Glasgow film festival is box office hit
It was rather apt on the night The Artist swept the boards at the Oscars, to be in a packed hall in Glasgow, watching the 1925 classic Phantom of the Opera.
If Lon Chaney alone couldn't raise the hairs on the back of your neck, the resounding Wurtlizer organ accompaniment by David Gray certainly did.
And this was just one of a number of choices for discerning film fans on the closing day of the Glasgow Film Festival.
Also packed to the gunnels was a rare screening of Big Banana Feet at the GFT, the last remaining copy of the documentary about Billy Connolly's 1975 tour of Ireland, having been discovered in an American archive.
Or you could have dropped in to hear esteemed French film director Bertrand Tavernier talk about locating his sci-fi thriller Death Watch in Glasgow in 1980, preceded by a screening of the film.
And that's not forgetting the official closing gala - the premiere of the heart-warming film Le Havre, attended by its Finnish director Aki Kaurismäki.
That variety of choice - of both films and venue - must play some part in the ongoing success of the Glasgow Film Festival, which yesterday announced that this year's box office was up again, with close to 35,000 admissions across the eleven day festival.
That's a dramatic increase on the 6,000 who came along in 2005, the first year of the festival. It may be one of the newest film festivals - in a very crowded marketplace - but the GFF is clearly giving more established festivals a run for their money.
It's not flash - for many, that's part of the appeal - and directors Allan Hunter and Allison Gardner use existing film strands to bolster their programme.
That raises the game for Frightfest, the Glasgow Music and Film Festival and newcomers, the Southside Film festival who programmed the aforementioned Phantom of the Opera.
The Glasgow Youth Film Festival, who kick started events at the beginning of February, also did themselves proud, with a very timely gala screening of The Muppets.
There's a deliberate avoidance of celebrity culture - although no one complains if they drop in - so the recognisable faces tend to be jobbing actors, directors and screen writers, there to celebrate their craft, rather than get their photos in the paper.
That down to earth approach is reflected in the opening night event - which includes a ticket for the aftershow party as well as the film.
Of course, it's hard to consider the ongoing success of the Glasgow Film Festival without comparing it to the Edinburgh International Film Festival.
It has struggled over the last couple of years to attract top-name films and the sort of younger film fans who're flocking to the Glasgow event.

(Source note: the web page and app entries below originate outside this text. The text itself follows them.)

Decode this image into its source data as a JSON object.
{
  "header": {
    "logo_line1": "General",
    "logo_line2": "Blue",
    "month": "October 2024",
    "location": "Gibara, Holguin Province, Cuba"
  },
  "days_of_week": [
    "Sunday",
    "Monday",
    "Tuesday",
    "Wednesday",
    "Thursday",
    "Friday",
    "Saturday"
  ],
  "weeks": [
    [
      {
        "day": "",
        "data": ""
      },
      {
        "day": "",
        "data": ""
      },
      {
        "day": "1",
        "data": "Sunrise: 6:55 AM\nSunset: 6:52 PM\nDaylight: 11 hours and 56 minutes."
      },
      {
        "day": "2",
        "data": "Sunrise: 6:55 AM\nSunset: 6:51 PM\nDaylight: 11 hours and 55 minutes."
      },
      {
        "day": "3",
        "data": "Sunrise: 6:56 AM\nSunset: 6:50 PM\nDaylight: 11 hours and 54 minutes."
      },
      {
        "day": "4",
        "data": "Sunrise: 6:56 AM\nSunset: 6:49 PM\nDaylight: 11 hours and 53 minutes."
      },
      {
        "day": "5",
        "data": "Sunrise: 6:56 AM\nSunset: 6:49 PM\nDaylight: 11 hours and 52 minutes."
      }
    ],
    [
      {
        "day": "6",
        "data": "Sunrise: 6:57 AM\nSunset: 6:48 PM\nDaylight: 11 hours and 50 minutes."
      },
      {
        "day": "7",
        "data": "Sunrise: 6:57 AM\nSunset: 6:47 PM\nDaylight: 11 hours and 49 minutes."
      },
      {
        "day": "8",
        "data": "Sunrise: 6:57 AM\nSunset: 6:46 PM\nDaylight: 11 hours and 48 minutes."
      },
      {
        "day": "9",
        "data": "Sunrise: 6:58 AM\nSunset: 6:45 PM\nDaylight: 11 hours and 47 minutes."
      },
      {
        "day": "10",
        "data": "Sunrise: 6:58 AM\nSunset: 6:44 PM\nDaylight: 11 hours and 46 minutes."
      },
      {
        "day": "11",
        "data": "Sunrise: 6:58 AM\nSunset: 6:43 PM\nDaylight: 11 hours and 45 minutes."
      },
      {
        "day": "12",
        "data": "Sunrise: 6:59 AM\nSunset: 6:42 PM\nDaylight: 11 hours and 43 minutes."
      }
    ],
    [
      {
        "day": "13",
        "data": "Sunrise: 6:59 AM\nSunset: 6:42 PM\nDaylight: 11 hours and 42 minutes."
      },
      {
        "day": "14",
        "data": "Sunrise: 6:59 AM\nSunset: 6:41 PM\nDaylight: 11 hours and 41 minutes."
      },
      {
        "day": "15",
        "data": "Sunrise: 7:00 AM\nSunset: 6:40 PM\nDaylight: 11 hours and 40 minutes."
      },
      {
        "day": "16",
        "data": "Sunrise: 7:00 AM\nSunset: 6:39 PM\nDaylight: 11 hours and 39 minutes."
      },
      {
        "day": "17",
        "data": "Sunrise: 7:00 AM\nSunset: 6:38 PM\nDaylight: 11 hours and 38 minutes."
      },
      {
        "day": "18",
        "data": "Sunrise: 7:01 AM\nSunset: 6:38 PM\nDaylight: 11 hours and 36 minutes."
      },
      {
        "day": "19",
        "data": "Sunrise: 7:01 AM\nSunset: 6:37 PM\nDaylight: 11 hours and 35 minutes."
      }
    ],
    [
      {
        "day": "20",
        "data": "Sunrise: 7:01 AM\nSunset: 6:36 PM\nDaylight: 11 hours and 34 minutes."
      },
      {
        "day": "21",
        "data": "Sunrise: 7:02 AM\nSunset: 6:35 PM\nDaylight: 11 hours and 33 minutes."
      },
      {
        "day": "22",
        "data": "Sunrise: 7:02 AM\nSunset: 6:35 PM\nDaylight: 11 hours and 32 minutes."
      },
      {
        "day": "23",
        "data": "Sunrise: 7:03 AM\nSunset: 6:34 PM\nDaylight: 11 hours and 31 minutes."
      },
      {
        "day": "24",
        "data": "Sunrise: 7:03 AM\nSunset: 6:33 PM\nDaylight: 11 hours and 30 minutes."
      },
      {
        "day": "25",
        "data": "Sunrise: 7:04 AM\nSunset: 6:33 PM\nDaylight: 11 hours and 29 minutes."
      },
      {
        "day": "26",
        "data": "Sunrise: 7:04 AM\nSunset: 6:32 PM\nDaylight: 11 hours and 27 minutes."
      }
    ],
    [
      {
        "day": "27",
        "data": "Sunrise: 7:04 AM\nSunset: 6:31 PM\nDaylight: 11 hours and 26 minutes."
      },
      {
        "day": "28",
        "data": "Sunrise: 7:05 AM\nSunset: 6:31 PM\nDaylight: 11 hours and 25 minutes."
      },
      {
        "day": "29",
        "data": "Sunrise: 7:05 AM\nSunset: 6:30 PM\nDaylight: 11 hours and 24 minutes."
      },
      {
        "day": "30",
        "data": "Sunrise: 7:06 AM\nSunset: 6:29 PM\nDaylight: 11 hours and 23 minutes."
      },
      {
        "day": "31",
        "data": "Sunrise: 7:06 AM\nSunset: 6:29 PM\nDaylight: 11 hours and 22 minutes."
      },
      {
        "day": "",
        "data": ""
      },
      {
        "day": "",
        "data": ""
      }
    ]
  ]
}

Under a new director - Chris Fujiwara - it's also taking a new direction and there's much to learn from Glasgow where cheap tickets and a strong community approach have helped them cultivate a growing youthful audience.
Glasgow is also using its limited resources wisely, drawing on the network of existing film events.
But there is an enormous cross over between the two festivals - in terms of staff and films - and a real desire to see both festivals flourish, for the sake of the indigenous industry and everyone who loves a good film.